• **Your objective**: Go through the records and copy each line where the string "cabin" occurs.

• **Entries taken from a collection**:

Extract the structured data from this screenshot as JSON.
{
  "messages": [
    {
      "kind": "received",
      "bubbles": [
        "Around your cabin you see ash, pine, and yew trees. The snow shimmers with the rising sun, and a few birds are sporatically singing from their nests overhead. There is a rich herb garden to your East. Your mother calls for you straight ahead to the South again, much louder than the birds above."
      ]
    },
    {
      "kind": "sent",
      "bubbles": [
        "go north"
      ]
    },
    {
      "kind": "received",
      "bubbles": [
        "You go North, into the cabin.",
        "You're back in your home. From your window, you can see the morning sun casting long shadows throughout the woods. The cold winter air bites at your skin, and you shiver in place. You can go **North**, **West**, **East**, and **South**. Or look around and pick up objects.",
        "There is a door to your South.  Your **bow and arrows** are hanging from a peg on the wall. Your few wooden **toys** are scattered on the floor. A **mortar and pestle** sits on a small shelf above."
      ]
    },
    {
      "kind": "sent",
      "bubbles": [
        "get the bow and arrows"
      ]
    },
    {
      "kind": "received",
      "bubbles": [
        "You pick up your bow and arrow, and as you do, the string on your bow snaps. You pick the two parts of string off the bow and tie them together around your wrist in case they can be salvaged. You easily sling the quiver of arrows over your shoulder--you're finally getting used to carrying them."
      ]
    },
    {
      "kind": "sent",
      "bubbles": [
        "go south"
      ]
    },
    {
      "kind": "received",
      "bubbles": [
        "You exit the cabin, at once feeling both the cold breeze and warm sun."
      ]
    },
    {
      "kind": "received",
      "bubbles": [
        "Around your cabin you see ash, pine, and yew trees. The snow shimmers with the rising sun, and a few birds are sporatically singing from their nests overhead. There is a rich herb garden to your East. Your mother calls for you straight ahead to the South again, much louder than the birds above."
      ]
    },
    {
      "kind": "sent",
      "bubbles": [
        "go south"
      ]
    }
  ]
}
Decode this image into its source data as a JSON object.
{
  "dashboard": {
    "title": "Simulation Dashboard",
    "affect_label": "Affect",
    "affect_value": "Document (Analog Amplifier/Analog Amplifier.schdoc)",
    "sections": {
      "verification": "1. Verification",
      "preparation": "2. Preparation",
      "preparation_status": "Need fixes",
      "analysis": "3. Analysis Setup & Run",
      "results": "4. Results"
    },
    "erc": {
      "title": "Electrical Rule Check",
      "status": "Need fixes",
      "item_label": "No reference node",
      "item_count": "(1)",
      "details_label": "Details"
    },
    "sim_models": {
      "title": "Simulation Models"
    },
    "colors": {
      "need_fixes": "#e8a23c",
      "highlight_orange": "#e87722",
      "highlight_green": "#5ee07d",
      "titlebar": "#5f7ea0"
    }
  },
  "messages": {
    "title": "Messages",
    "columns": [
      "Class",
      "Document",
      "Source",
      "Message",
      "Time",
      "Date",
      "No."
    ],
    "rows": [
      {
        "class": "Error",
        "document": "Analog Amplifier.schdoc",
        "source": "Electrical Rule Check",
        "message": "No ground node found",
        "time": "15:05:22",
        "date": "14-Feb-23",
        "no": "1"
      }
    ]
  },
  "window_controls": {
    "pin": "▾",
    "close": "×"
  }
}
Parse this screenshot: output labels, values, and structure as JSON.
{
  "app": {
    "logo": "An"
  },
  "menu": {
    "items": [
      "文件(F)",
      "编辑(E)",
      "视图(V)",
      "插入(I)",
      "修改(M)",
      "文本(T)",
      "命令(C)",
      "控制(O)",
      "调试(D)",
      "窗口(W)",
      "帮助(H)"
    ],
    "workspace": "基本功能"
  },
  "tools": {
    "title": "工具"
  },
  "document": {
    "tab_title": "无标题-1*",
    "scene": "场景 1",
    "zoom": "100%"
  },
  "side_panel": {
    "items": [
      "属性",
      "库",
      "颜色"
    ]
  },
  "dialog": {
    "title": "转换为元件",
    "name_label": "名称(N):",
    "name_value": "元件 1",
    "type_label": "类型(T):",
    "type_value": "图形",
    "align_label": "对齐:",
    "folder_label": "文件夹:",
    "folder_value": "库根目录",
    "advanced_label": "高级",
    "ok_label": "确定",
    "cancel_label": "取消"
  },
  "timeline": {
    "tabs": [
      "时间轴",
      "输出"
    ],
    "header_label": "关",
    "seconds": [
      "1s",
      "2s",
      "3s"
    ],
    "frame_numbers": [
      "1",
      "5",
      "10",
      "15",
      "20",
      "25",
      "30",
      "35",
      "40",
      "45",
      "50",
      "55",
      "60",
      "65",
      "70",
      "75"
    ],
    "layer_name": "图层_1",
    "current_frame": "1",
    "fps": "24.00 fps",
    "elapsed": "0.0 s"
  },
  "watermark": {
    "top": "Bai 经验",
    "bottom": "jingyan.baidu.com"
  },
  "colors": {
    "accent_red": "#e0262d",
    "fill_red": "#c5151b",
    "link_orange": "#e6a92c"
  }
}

• **Reply to the task**:
        "Around your cabin you see ash, pine, and yew trees. The snow shimmers with the rising sun, and a few birds are sporatically singing from their nests overhead. There is a rich herb garden to your East. Your mother calls for you straight ahead to the South again, much louder than the birds above."
        "You go North, into the cabin.",
        "You exit the cabin, at once feeling both the cold breeze and warm sun."
        "Around your cabin you see ash, pine, and yew trees. The snow shimmers with the rising sun, and a few birds are sporatically singing from their nests overhead. There is a rich herb garden to your East. Your mother calls for you straight ahead to the South again, much louder than the birds above."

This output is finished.